● **Problem description**: If a line in the data has the string "this", please show it.

● **Supplied records**:
□ □ □

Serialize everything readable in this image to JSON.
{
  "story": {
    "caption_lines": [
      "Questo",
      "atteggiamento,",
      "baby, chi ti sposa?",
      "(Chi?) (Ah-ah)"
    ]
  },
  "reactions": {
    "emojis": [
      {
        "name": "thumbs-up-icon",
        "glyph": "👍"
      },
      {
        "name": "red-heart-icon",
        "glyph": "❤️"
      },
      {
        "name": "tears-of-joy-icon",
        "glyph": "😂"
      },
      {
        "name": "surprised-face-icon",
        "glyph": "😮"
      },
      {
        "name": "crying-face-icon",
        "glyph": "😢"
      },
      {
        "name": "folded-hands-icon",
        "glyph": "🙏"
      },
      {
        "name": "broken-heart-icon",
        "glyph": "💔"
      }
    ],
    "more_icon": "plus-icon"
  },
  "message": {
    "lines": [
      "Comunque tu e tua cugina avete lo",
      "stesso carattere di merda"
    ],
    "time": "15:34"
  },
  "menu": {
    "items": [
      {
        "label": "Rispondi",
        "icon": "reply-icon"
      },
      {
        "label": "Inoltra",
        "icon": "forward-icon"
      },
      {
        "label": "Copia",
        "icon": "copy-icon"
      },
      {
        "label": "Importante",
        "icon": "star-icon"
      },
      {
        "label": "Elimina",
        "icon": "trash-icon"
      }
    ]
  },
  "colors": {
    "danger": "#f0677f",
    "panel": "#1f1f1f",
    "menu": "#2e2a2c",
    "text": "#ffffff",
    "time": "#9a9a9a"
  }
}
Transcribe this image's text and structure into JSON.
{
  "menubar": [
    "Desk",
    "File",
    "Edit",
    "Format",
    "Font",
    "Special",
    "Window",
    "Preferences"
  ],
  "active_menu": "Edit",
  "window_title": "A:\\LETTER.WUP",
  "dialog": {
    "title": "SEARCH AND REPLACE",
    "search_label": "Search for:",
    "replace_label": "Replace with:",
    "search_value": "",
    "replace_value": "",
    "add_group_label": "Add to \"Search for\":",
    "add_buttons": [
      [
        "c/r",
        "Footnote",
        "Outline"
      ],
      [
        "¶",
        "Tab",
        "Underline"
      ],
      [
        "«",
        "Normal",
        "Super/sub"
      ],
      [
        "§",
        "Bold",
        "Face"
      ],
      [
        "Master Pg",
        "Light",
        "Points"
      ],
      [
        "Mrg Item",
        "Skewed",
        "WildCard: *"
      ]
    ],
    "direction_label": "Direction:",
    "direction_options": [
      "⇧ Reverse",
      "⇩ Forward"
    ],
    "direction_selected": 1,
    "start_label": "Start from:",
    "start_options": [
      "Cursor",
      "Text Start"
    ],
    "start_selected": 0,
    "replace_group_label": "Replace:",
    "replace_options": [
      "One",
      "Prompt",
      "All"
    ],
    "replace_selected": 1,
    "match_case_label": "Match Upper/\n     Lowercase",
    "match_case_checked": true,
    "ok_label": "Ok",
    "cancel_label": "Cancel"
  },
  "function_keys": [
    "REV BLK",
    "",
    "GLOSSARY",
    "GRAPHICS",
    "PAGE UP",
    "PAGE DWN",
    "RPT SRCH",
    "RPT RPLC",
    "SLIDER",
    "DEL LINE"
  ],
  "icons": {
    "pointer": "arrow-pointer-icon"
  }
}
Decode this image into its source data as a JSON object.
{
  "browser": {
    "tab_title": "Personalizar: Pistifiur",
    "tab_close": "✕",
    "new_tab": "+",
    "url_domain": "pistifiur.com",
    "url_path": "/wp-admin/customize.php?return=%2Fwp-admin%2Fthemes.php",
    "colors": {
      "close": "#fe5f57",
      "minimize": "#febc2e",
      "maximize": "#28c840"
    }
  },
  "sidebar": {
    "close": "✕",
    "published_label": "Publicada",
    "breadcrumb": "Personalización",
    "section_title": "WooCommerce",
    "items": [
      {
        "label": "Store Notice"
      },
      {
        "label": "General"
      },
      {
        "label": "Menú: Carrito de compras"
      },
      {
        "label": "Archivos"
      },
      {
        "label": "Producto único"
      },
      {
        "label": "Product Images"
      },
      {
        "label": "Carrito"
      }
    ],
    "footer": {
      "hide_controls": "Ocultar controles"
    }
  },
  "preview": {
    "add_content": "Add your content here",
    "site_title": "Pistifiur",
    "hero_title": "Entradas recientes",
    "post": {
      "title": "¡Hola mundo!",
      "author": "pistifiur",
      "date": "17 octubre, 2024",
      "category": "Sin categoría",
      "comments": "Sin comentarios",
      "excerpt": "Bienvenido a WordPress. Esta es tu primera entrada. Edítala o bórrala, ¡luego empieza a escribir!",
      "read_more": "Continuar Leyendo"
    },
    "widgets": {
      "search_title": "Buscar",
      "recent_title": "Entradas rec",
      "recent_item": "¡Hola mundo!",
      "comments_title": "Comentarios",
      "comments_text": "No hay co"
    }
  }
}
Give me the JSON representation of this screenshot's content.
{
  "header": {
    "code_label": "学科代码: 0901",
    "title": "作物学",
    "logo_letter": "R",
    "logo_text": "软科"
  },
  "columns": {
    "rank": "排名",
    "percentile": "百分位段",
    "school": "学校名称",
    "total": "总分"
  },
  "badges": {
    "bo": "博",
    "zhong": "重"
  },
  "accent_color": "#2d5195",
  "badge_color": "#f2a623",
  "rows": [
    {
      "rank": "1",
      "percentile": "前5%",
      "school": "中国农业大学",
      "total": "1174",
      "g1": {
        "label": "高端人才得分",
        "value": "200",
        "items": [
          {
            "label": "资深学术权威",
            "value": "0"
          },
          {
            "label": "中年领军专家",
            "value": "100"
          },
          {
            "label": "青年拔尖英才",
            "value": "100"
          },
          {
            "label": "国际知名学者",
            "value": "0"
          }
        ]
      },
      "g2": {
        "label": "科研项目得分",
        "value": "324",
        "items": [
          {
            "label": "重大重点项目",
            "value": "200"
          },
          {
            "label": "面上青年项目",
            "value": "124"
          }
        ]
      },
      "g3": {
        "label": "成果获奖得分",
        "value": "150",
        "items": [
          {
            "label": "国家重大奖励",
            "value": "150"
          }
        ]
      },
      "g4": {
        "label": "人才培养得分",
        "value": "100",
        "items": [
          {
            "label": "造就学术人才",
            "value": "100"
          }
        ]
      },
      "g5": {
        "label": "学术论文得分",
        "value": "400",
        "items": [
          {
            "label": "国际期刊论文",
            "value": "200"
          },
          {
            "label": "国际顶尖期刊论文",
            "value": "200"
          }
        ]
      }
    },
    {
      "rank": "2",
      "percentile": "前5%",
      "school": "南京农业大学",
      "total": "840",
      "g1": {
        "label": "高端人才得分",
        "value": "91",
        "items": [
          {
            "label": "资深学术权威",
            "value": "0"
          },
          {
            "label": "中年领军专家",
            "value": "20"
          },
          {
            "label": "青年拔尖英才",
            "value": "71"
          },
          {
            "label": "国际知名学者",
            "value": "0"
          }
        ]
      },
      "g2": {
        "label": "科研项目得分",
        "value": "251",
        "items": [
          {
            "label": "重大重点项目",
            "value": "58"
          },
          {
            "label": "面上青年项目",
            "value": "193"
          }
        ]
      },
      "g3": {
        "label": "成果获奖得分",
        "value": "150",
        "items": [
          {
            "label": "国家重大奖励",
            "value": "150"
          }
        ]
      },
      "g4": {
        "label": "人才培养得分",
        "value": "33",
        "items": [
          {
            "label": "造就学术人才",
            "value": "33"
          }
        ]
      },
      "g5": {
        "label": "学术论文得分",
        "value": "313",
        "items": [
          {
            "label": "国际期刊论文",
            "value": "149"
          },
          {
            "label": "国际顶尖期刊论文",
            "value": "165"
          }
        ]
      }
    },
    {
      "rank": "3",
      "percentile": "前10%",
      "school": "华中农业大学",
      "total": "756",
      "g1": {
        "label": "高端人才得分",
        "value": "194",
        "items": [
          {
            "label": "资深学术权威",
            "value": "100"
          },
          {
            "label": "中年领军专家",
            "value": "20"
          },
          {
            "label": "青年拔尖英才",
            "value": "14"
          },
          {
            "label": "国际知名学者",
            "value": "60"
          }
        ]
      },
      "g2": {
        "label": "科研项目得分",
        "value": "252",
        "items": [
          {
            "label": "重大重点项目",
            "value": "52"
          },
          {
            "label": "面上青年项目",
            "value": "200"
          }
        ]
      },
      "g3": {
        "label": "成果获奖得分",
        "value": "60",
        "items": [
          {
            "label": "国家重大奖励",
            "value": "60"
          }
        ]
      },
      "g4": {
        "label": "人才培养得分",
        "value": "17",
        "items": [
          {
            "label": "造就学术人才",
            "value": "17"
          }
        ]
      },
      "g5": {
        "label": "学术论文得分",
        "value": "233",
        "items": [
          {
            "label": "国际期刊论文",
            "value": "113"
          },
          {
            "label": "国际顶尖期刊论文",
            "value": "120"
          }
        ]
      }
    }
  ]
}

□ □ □

● **Written response**:
Serialize everything readable in this image to JSON.
Transcribe this image's text and structure into JSON.
Decode this image into its source data as a JSON object.
Give me the JSON representation of this screenshot's content.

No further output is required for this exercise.